EIFS was first introduced to commercial builders in the United States in 1969. It was gradually adopted by home builders in the 1970’s primarily due to the ongoing oil embargo and energy crisis. By 1980 it accounted for one-half of one percent of cladding on homes. As of 1997, according to a study conducted by insurance company, The Hartford, EIFS accounted for about four percent of the residential siding market and about twelve percent of the exterior commercial siding market. Homes built during this time period are possibly built using synthetic stucco as its siding.

If you are unsure whether your home’s exterior is made of traditional or synthetic stucco, here are a few tips. The best way to tell is to look through holes or vents where layering behind the walls can be seen. Foam core means it is synthetic stucco. If you see metal lath wire over asphalt-coated waterproofing paper, it is hard coat stucco, otherwise known as Portland cement stucco or traditional stucco.



The preferred choice for homeowners looking to re-stucco their home.

Although EIFS manufacturers have made significant improvements to their products and installation procedures have been mandated to include a drainage plane and a weather resistant barrier between the sheathing and insulation board, EIFS is primarily used best in commercial projects or where it will be applied over stone, brick or metal substrates.

For homeowners, where plywood sheathing and wood studs are used in the construction of their home, the best siding option will continue to be traditional stucco. It is less likely to absorb water and will hold up better to dings, hail, and woodpeckers. At Stucco Boy, we will make sure your home’s exterior cladding system is properly installed using the three-coat stucco process and a weep screed so water penetration will not be an issue.

Weep Screed


Weep screed is a piece of metal trim found at the bottom of the stucco wall.  It can be made for galvanized metal, plastics or aluminum and placed near the foundation of a home. It has a couple of purposes:

  1. It provides a straight line stopping point for the base of the stucco wall.
  2. Allows excess moisture to escape or drain from the area behind the stucco membrane.

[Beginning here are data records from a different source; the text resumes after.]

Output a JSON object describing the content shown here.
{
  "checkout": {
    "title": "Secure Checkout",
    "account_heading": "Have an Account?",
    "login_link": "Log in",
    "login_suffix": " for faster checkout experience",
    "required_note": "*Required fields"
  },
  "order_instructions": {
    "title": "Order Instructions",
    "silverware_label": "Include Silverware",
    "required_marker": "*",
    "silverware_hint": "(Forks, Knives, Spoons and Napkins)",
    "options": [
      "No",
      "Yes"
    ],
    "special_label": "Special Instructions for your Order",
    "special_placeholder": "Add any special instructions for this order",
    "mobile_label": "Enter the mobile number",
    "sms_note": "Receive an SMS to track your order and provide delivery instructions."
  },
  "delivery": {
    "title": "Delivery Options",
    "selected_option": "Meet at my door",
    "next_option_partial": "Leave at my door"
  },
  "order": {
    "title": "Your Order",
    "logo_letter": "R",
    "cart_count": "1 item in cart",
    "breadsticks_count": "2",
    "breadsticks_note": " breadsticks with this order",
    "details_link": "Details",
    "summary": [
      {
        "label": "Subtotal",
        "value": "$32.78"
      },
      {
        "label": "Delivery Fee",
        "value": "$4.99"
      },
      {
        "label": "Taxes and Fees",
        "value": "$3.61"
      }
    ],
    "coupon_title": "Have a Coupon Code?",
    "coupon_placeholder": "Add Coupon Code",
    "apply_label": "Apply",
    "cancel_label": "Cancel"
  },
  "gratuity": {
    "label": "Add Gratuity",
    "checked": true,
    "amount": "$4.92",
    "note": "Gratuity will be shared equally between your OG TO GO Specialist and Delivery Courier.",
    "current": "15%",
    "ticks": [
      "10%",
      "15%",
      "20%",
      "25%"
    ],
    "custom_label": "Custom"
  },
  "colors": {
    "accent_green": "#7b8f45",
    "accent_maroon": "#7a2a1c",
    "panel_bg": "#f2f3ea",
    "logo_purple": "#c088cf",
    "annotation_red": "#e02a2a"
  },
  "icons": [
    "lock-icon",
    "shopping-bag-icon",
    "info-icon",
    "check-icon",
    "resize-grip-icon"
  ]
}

Having some clearance under the weep screed is desirable for best performance.  Generally having 2 inches clear to hardscape, like concrete, pavers, etc. and 4 inches to the dirt / soil level is desirable.  Typically they should be set at or below the foundation plate line to allow moisture to exit or “weep” out and to prevent ground moisture from wicking up.



We have been hired to fix damaged homes that are as young as five years old. The symptoms were leaky doors and windows. When we stripped the stucco we found considerable rot in the sheathing and framing around those windows. In most cases, the culprit behind these problems is poorly detailed or inadequate flashing around windows and doors and along the edges of walls.

We can repair the damage around your windows, doors and where your roof meets your stucco walls by installing proper flashings and casing beads. This prevents future cracking around your doors and windows. But more importantly, it prevents water damage.

Stucco is one of the most durable wall surfaces available. But, because of its rigid nature, stucco can develop cracks and holes over time due to settling and impact damage. Once a crack or hole develops, it is important to take immediate action before any further damage and water penetration can occur. Proper attention to crack preparation is essential to achieving a successful result. Before you try to do-it-yourself, consider hiring an experienced stucco repair expert to repair & seal cracks in your stucco.


Hire a re-stucco specialist and get a free quote.

If you’re ready to take the next step on your home improvement project or just looking to get an idea of how much it will cost, please do not hesitate to contact us now to start planning your stucco project. Whether you’re seeking an estimate for a re-stucco job or a quote for stucco patchwork after you have had new windows installed on your home, we’ll come out to you. There is no obligation to purchase any of our services as every estimate is sent with no strings attached.